Patients with small cell lung cancer (SCLC) are candidates for aggressive therapy because of their potential for long-term survival, especially patients with limited-stage disease. Although no treatment protocol can be considered 'standard', the best results in limited-stage SCLC appear to be produced by a combination of chemotherapy and thoracic irradiation. Ongoing protocols testing the efficacy of thoracic irradiation should be able to settle question of the optimal treatment approach in limited-stage SCLC over the next 1 to 2 years. Careful attention to volume treated and the use of shrinking fields produce the best results with the minimum of toxicity. Treatment of extensive-stage SCLC has not been substantially improved to date with the addition of local systemic irradiation. Prophylactic cranial irradiation reduces the incidence of CNS failure in SCLC and should be given, at a minimum, to patients achieving complete response status. Whether patients with partial response should also receive prophylactic cranial irradiation remains controversial. Finally, half-body radiation in SCLC is an experimental research technique that has shown some promise but remains quite toxic when combined with systemic chemotherapy.
|Original language||English (US)|
|Number of pages||13|

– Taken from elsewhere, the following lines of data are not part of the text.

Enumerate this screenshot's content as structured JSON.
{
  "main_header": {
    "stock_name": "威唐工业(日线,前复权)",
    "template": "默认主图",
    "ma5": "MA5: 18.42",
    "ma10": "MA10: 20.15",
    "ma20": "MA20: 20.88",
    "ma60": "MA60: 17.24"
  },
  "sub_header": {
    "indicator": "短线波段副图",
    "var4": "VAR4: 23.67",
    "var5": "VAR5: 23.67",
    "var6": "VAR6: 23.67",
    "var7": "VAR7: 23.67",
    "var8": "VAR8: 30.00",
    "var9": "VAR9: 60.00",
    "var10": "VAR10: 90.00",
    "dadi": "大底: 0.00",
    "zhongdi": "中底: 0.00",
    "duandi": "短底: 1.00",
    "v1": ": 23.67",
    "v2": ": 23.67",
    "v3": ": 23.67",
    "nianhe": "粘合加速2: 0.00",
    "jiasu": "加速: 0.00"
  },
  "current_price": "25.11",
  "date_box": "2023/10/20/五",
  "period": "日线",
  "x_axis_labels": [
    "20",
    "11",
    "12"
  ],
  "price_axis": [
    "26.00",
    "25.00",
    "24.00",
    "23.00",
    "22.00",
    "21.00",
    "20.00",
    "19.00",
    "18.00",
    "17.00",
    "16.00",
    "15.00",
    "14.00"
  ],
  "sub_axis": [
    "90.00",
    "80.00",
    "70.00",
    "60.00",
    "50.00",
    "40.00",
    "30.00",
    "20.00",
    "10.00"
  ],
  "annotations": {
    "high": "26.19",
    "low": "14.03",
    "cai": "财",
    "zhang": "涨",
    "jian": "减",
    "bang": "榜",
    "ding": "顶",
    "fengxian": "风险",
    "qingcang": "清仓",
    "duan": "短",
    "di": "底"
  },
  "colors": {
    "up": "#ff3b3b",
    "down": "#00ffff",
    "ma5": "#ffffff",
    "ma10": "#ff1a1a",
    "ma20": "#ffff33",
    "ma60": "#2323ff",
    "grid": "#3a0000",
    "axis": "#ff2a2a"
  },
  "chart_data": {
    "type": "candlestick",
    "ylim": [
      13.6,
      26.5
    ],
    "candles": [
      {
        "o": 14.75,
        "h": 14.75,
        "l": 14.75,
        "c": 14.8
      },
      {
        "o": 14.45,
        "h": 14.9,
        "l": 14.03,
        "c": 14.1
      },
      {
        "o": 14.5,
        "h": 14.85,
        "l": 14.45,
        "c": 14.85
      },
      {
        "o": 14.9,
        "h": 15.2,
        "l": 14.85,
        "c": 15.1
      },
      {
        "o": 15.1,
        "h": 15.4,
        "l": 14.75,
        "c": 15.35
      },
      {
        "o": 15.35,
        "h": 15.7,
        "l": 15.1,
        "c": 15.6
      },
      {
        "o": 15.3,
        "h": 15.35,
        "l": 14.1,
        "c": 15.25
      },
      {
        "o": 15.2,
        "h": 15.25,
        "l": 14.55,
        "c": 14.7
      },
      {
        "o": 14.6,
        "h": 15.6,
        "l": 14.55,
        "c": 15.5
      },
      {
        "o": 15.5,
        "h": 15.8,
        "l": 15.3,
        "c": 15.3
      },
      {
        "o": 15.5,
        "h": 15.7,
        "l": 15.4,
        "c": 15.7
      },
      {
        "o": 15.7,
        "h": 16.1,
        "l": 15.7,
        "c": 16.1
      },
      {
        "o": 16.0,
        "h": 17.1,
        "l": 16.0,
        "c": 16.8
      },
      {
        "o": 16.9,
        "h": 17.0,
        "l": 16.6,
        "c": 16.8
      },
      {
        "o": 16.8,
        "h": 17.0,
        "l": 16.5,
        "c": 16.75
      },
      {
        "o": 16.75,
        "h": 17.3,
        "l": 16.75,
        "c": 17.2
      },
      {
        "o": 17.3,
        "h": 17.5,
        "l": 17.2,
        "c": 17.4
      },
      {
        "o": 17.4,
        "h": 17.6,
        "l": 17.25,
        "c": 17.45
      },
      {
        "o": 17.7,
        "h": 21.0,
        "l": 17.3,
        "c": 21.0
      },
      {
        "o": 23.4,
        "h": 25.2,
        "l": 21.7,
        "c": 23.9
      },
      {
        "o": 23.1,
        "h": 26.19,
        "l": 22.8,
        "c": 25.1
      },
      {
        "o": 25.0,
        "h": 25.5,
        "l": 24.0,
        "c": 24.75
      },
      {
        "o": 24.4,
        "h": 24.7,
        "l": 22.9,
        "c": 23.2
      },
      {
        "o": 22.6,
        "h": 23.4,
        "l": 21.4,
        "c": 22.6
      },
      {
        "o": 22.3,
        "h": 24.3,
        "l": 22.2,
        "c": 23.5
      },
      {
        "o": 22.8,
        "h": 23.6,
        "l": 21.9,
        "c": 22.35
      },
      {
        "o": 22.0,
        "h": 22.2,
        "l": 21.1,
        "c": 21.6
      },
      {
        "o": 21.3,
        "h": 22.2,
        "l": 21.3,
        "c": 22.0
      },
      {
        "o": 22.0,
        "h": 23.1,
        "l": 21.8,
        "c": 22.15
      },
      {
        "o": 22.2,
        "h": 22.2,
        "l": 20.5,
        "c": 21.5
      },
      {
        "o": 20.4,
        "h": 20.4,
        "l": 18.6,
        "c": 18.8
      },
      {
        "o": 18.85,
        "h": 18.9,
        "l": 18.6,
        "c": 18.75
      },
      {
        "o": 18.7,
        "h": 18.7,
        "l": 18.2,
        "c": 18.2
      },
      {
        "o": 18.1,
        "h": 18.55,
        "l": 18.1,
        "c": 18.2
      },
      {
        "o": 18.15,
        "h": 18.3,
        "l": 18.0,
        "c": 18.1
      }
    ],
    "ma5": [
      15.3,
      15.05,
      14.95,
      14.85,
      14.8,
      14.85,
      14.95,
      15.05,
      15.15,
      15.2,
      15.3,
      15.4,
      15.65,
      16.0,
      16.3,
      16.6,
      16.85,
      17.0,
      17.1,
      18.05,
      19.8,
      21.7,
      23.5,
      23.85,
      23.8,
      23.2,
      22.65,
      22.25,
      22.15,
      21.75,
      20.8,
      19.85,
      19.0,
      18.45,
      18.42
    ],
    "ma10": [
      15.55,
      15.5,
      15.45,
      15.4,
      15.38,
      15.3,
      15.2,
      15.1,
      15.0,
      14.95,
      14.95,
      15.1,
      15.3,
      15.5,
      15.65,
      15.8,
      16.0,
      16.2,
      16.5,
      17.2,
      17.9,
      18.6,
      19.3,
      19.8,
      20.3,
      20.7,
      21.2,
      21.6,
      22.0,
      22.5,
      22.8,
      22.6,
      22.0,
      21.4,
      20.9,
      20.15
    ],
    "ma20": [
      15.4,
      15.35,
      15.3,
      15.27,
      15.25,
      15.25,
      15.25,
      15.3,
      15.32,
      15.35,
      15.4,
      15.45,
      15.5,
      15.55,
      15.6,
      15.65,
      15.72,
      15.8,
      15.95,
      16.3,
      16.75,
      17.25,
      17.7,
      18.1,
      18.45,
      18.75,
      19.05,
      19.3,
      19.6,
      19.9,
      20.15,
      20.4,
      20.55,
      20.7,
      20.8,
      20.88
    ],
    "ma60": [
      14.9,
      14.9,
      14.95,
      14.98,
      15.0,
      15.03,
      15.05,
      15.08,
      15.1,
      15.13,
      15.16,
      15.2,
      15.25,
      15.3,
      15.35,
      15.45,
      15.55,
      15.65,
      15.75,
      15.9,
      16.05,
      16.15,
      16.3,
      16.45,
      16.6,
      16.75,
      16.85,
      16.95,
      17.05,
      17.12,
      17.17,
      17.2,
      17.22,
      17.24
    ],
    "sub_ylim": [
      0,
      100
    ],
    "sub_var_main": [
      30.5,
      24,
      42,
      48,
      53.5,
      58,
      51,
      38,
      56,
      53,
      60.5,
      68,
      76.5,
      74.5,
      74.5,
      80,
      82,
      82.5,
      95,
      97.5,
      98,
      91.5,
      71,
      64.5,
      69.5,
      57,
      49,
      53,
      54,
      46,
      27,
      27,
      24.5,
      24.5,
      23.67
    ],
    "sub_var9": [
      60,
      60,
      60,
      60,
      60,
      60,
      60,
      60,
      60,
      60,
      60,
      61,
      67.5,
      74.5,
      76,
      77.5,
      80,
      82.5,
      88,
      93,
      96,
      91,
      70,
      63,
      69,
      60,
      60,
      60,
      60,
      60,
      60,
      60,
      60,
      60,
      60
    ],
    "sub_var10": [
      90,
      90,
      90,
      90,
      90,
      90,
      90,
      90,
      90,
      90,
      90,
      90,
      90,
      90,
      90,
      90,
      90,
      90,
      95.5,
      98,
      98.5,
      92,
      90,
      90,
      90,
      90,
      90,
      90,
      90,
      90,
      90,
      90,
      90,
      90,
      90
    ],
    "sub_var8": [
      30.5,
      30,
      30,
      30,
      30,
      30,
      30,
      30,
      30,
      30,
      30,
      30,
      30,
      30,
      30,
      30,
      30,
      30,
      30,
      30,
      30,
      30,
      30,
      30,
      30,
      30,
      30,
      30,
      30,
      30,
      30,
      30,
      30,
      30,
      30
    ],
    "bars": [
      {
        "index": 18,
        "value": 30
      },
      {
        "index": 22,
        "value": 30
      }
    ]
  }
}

|Issue number||9 SUPPL.|
|Publication status||Published - 1985|
ASJC Scopus subject areas
- Cancer Research